NEWS: Ottawa June 12, 2018 - 11:30 am

New program aims to better connect Inuit with social services in Ottawa, Iqaluit

Tungasuvvingat Inuit looking to train 50 Inuit community support workers


If you are passionate about helping your community and are looking for a new career, you could be in luck. The new Qanuininnirmut Ikajuqtiit program is looking for students who want to become Inuit community support workers in either Ottawa or Iqaluit—or both.

This new training program, designed by Tungasuvvingat Inuit in Ottawa and funded through the federal government’s Skills and Partnership Fund, will train students broadly for a wide variety of entry-level social service jobs in both cities.

These workers will play a wide range of roles, from helping to operate a soup kitchen to attending to the needs of elderly Inuit in hospital to connecting homeless youth to social services.

Students will also learn how to write funding proposals and practise tasks related to human resources, supervision and budgeting.

The program aims to improve the delivery of community services to Inuit, such as trauma and victim services and counselling for substance abuse and mental wellness.

The program is designed to ensure that there are more Inuit working in the social service sector in Ottawa and in Iqaluit and the broader Qikiqtani region, said Caleb MacDonald, the skills and partnership fund coordinator at TI.

“There is just a lot of movement between the two regions for living reasons and for services, so if someone starts the program in Iqaluit and has to move to Ottawa for whatever reason they can continue with the program and vice versa,” MacDonald said.

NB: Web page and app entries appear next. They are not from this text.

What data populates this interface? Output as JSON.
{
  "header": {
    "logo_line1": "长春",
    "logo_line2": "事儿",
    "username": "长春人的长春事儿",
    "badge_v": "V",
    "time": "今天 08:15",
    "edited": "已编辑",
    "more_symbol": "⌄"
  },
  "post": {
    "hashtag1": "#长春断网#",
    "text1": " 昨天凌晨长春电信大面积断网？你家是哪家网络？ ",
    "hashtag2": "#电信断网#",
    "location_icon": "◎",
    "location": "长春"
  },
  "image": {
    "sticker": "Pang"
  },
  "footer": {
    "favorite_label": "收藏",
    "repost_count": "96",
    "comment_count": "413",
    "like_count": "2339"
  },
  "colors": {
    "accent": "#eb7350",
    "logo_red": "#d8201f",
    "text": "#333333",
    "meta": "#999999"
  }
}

An information session was held on Wednesday at Iqaluit’s Ilinniapaa Skills Development Centre; however, only three people showed up.

The training program is looking for a total of 50 students this year, with 25 students to train in Ottawa and another 25 students to train from the Qikiqtani region of Nunavut.

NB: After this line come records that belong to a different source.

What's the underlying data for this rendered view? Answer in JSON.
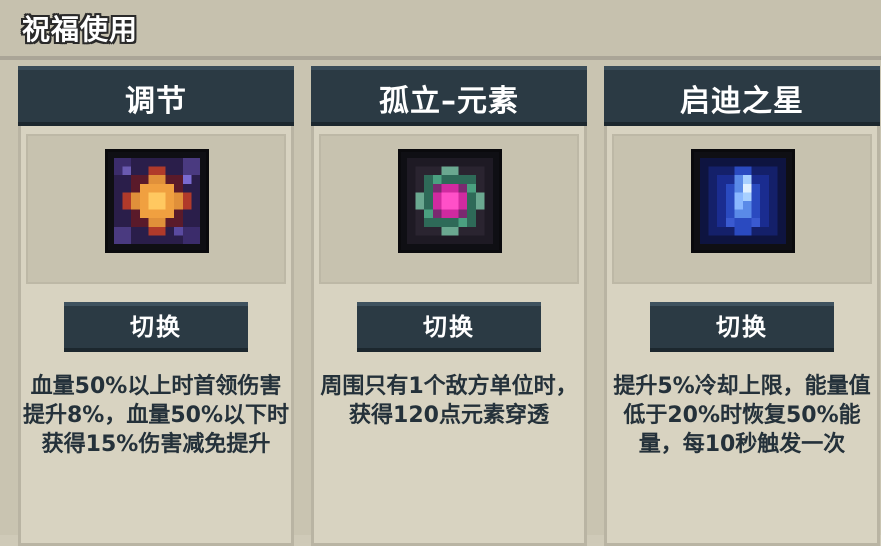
{
  "header": {
    "title": "祝福使用"
  },
  "cards": [
    {
      "title": "调节",
      "icon": "adjust-blessing-icon",
      "button_label": "切换",
      "description": "血量50%以上时首领伤害提升8%，血量50%以下时获得15%伤害减免提升"
    },
    {
      "title": "孤立–元素",
      "icon": "isolated-element-icon",
      "button_label": "切换",
      "description": "周围只有1个敌方单位时，获得120点元素穿透"
    },
    {
      "title": "启迪之星",
      "icon": "enlightenment-star-icon",
      "button_label": "切换",
      "description": "提升5%冷却上限，能量值低于20%时恢复50%能量，每10秒触发一次"
    }
  ],
  "colors": {
    "panel_dark": "#2b3a44",
    "panel_light": "#d8d3c1",
    "text_dark": "#24313a"
  }
}
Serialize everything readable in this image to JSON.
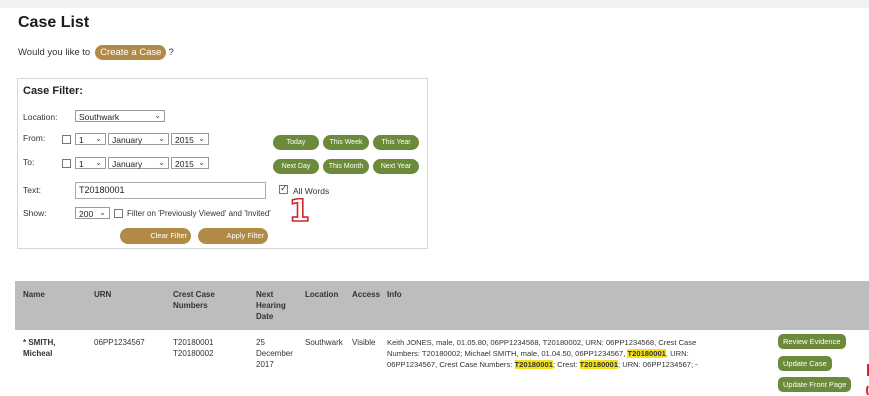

Although TI has started receiving applications for the program, there are still a lot of spaces available.

“The message we are trying to get across is that if you are interested in the program just apply. And the sooner the better,” MacDonald said.

All applicants must be Inuk, over 18 and be able to pass a vulnerable sector test, which is similar to a criminal background check.

While designing the program, TI spoke with many non-profit and social services organizations that serve Inuit clients to find out what roles they would like to see entry-level community support workers play.

One answer they heard was that Inuit need more help connecting with social services available in both regions, said MacDonald. Examples include Inuit clients seeking help applying for social housing, education funding or counselling.

“Because there is so much movement between Nunavut and Ottawa for services, understanding those systems in both places really helps people get connected with the services they need,” MacDonald said.

The two-year training will begin in September and run the length of the typical school year, with 1,500 hours in total. The first year will be mostly online with some in-class sessions, where the students are taught community work skills.

In the second year, the students will get placed into the workforce to gain practical skills experience.

“Since there is a whole year of placements, it also gives students flexibility if they find out a specific area is not right for them,” MacDonald said.

That means if, for instance, working in elder care doesn’t seem like a good fit, a student could switch over to another placement, such as working at a soup kitchen. The goal, said MacDonald, is to have everyone eventually “really keyed into which type of job they really want.”

Another unique thing about the program is that the students get a training allowance in the first year.

“It is basically like you are being paid a minimum wage salary to go to school,” MacDonald said.

In the second year, TI will pay a wage subsidy, so that student receive at least minimum wage.

Students even get a laptop to use for their studies, and there is a childcare subsidy for those who need it.

Since at least 75 per cent of the courses will be available online, anyone who might be concerned about childcare standing in the way of continuing their education should not be discouraged.

“If you need to hire a babysitter for those three hours an evening, to find time to do your coursework, then that funding is for that,” MacDonald said.

Anyone interested in applying can contact the Ilinniapaa Skills Development Centre to make an appointment to go in for information and to fill out the application form. The Qanuininnirmut Ikajuqtiit website offers more information, as well as MacDonald’s contact details for those who have any questions.